Between the time of his escape and return to Ireland, Patrick studied at the monastery in Gaul under St. Germain, the bishop of Auxerre. He studied here for approximately 12 years. It is here that God touched his heart for the ministry of Ireland. However, for the conversion of the Celtic Pagans, the church chose St. Palladius instead. Two years after being appointed to Ireland, St. Palladius was moved to Scotland. Patrick then became second bishop to Ireland.
It is unkown when his return to Ireland occurred. Considering he had been enslaved in the country for six years, St. Patrick had a much better understanding of the Celtic people than those who had previously attempted to bring Christianity to Ireland. This understanding allowed Patrick to teach the Celts in ways that were familiar to them, making Christianity seem easier to understand and something they would be interested in pursuing more knowledge of. Patrick mixed his Christian beliefs with a few of the pagan beliefs in order to make what is now called “Celtic Christianity.” He was careful to point on the similarities between the Celts pagan religion and his Christian beliefs, but to always acknowledge the Christian beliefs as the correct ones when he reached the point where the two religions separated in their beliefs. For thirty years, Patrick successfully converted an astonishing number of pagans to Christianity. Aside from ministering to them, Patrick also helped to set up monasteries, schools, and churches for the people of Ireland. All of his success upset the Celtic Druids and, several times, they arrested him. Each time, though, God showed his miraculous power and Patrick was able to escape.
Following an exhausting evangelical mission, Patrick realized that he was growing to weak to continue his ministry. He spent his last few days praying in Armagh. It is likely he died on March 17th, the day he is currently celebrated, 461. Several lessons can be learned from St. Patrick: the power of prayer and remembering to give all the glory back to God. During his capture, St. Patrick, who was then a pagan, realized the power of God. He then prayed night and day and gathered strength and wisdom from the Lord. After his escape, Patrick did not cease praying and God guided him throughout his life to do mission work. Although Patrick did astonishing deeds during his life, he was always quick to say that they were not his works, but God’s. St. Patrick was truly one of the most successful missionaries of his time and still serves as an example to modern missionaries.
Bercot, David W. Let Me Die in Ireland: The True Story of St. Patrick. Tyler Texas: Scroll Publishing Company 1999
Swinnea, Stephanie Lavenia. “I, Patrick, a Sinner..” A Tale Worth Telling. Terlton, Oklahoma: Aaron Algood Books Co. 1999

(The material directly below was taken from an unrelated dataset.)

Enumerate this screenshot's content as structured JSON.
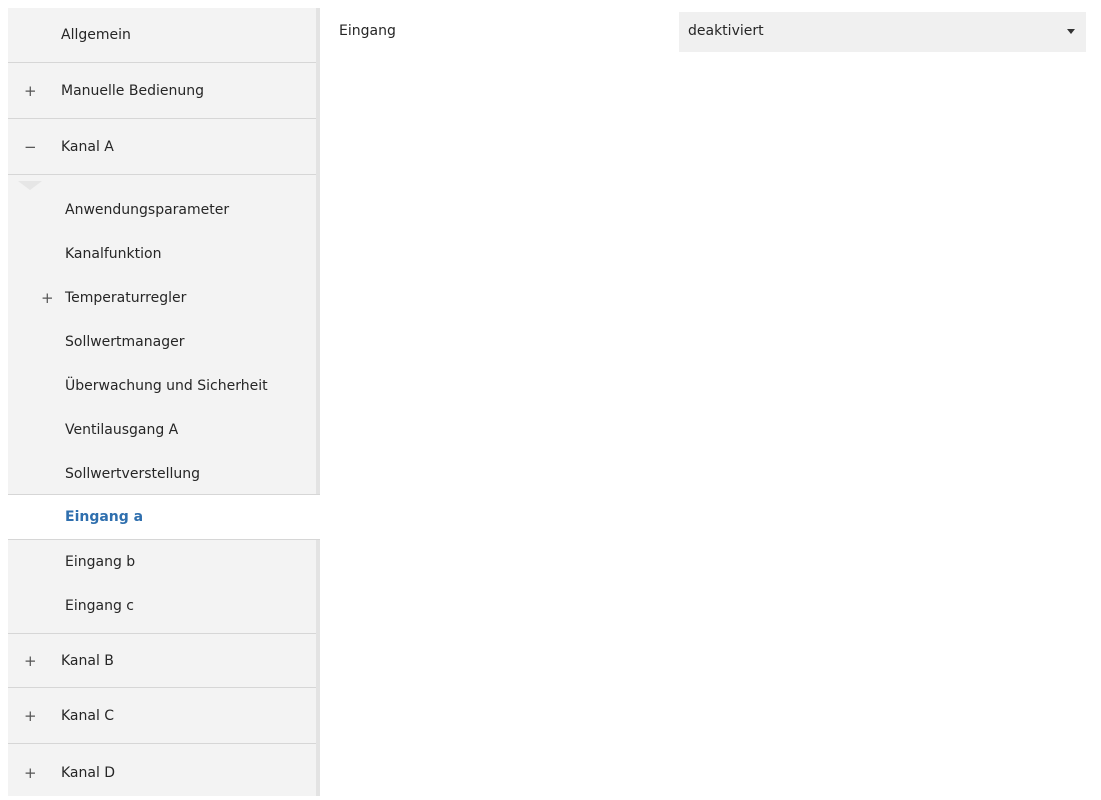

Adam, David. The Cry of the Deer. Harrisburg, Pennsylvania: Morehouse Publishing 1987.
"An Irish Journey into Celtic Spirituality” St. Anthony Messenger Magazine, December 12th, 2003